Baltimore Police Detective Harry Edgerton figured the real target was the younger kid, a 17-year-old street dealer by the name of Dashawn Powell. Five shots fired point-blank into his head and neck suggested that much. The older victim, Kelvin Thompson, was probably an afterthought, shot because he shared a stoop with Powell that night.
A veteran of the homicide unit, Detective Edgerton knew that much after an hour's work. A day or two in the neighborhood, and he thought he had the motive: Dashawn had taken 50 bags of dope on consignment from the New Yorkers working the Hollins Street corners. The teen-ager was supposed to sell the drugs for $10 a bag, keeping $50 and returning $450, but he turned in nothing.
By the end of the week, Detective Edgerton had three street names for the shooters -- "Peanut," "Soup" and "Caviar." Checking the Baltimore police computer, he even found arrest sheets for Peanut under five aliases, as well as two FBI fingerprint cards under different names.
The detective typed up an arrest warrant and began checking the Baltimore corners now dominated by New Yorkers -- Monroe and Fayette, Boyd and Pulaski, Pulaski and Hollins. Nothing on the west side. Detective Edgerton went east to Ashland over by Hopkins Hospital, to Federal and Rutland. No Peanut. Word came that the kid might be back in the Bronx, but May became June with no sign of him. And the other two -- Soup and Caviar -- were still nicknames in a case file.
That's the way it is with the New York Boys, as they're known to both local dealers and police. They come to Baltimore, deal some coke, do a murder, and then they're gone -- back to New York, on to Philly, or maybe even across town to some other neighborhood where they're not known. It's a Baltimore detective's latest nightmare.
Since spring, city police have investigated at least 11 murders involving suspected New York drug traffickers -- nine of them with New York victims, two in which local men were killed. Seven of those murders have been cleared by arrest, but detectives note that New York traffickers are suspected in several other unsolved slayings as well.
The growing numbers of New Yorkers on local corners have made the city's drug trade more complicated and more transient, and its violence harder to police. And the New Yorkers are settling in: Where once those who came to Baltimore were independents, content to come south on the Amtrak or the Greyhound with a single package, now they're working in well-schooled groups, setting up permanent shops in the city drug markets.
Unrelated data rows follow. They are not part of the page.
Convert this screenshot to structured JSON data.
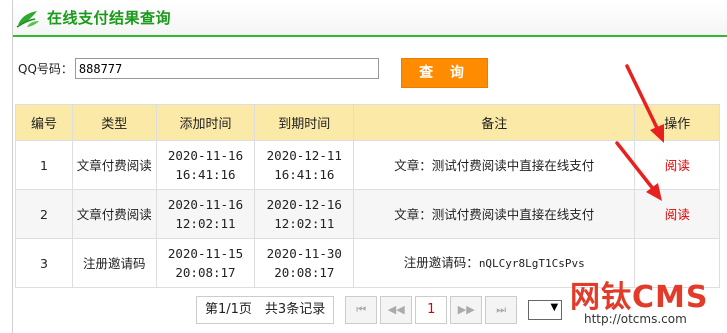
{
  "header": {
    "title": "在线支付结果查询"
  },
  "search": {
    "label": "QQ号码：",
    "value": "888777",
    "button_label": "查 询"
  },
  "table": {
    "columns": [
      "编号",
      "类型",
      "添加时间",
      "到期时间",
      "备注",
      "操作"
    ],
    "rows": [
      {
        "id": "1",
        "type": "文章付费阅读",
        "added": [
          "2020-11-16",
          "16:41:16"
        ],
        "expires": [
          "2020-12-11",
          "16:41:16"
        ],
        "remark": "文章：测试付费阅读中直接在线支付",
        "action": "阅读"
      },
      {
        "id": "2",
        "type": "文章付费阅读",
        "added": [
          "2020-11-16",
          "12:02:11"
        ],
        "expires": [
          "2020-12-16",
          "12:02:11"
        ],
        "remark": "文章：测试付费阅读中直接在线支付",
        "action": "阅读"
      },
      {
        "id": "3",
        "type": "注册邀请码",
        "added": [
          "2020-11-15",
          "20:08:17"
        ],
        "expires": [
          "2020-11-30",
          "20:08:17"
        ],
        "remark_prefix": "注册邀请码：",
        "remark_code": "nQLCyr8LgT1CsPvs",
        "action": ""
      }
    ]
  },
  "pager": {
    "info": "第1/1页　共3条记录",
    "first": "⏮",
    "prev": "◀◀",
    "current": "1",
    "next": "▶▶",
    "last": "⏭",
    "select_arrow": "▼"
  },
  "watermark": {
    "brand": "网钛CMS",
    "url": "http://otcms.com"
  },
  "colors": {
    "accent_green": "#2dbb2d",
    "button_orange": "#ff8c00",
    "header_row": "#fbe9a7",
    "action_red": "#e60000",
    "arrow_red": "#e8211e"
  }
}
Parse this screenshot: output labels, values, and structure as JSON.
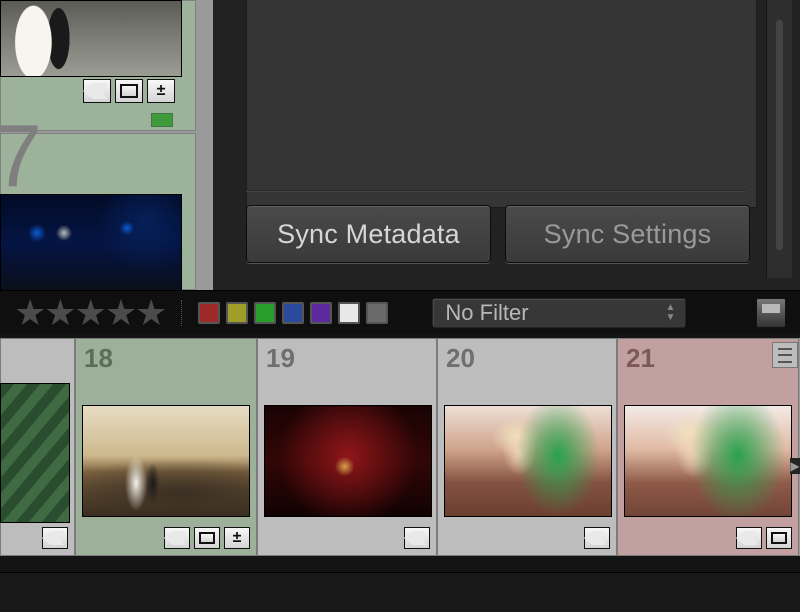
{
  "left_grid": {
    "cell_top": {
      "badges": [
        "keywords",
        "collection",
        "develop-adjust"
      ],
      "color_label": "#3d9a3d"
    },
    "cell_bottom": {
      "index_partial": "7"
    }
  },
  "panel": {
    "sync_metadata_label": "Sync Metadata",
    "sync_settings_label": "Sync Settings"
  },
  "toolbar": {
    "rating_stars": 5,
    "color_filters": [
      {
        "name": "red",
        "color": "#9e2a28"
      },
      {
        "name": "yellow",
        "color": "#9e9e28"
      },
      {
        "name": "green",
        "color": "#2a9e2a"
      },
      {
        "name": "blue",
        "color": "#2a4a9e"
      },
      {
        "name": "purple",
        "color": "#5a2a9e"
      },
      {
        "name": "white",
        "color": "#e8e8e8"
      },
      {
        "name": "gray",
        "color": "#6a6a6a"
      }
    ],
    "filter_label": "No Filter"
  },
  "filmstrip": [
    {
      "index": "",
      "selected": false,
      "badge_count": 1
    },
    {
      "index": "18",
      "selected": true,
      "badge_count": 3
    },
    {
      "index": "19",
      "selected": false,
      "badge_count": 1
    },
    {
      "index": "20",
      "selected": false,
      "badge_count": 1
    },
    {
      "index": "21",
      "selected": false,
      "badge_count": 2,
      "red": true
    }
  ]
}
Economics has driven the trend. Since 1984, say narcotics detectives, heroin that no longer commanded top dollar in cocaine-laden New York still brought good money in Baltimore, with its estimated 20,000 addicts. New Yorkers could undercut local dealers with a stronger product, and now, with crack cocaine finally gaining here, they're feeding that demand as well.
Ashland Avenue just north of the Johns Hopkins Hospital is so thick with migrant dopers that it's known to police as Little Bronx. Likewise, the drug corners of Southwest Baltimore are packed with New Yorkers most every night. The same is true in Yale Heights, in Cherry Hill, in Barclay off Greenmount Avenue.
"When you talk to people from New York, they'll tell you that Baltimore is a safe haven," says city narcotics Detective Edward Fox, who is currently involved in a federal probe of one of the
New York drug rings. "If you're wanted on a warrant in New York, you get sent to Baltimore."
Detective Edgerton, who has been searching the drug markets for more than five months for his three murder suspects, estimates that 1,500 to 2,000 New Yorkers are working in Baltimore's drug trade. Other investigators offer higher numbers, but they acknowledge that there is no way to get an accurate count.
"They don't want you to know they're from New York," says Detective Fox. "You drive around and it's the Baltimore dealers that yell 'Five-Oh' and eye you. The New York Boys just look away. They're low-profile."
At the same time, street-level detectives and officers -- as well as some prosecutors -- criticize the city Police Department for failing to respond to a threat they say was known to the department leadership as early as 1985.
"You just couldn't get anyone over there interested," said Stephen May, a former city prosecutor who tried unsuccessfully to get city police to pursue a probe of known New York traffickers. "As far as the people in authority were concerned, there wasn't any problem."
Local drug traffickers beg to differ.
"I'd say that you've got several hundred New York Boys working out in that Southwest area alone," said Donald Nelson, a local narcotics figure now serving a federal drug sentence in an
out-of-state witness protection facility. "That's really been their stronghold."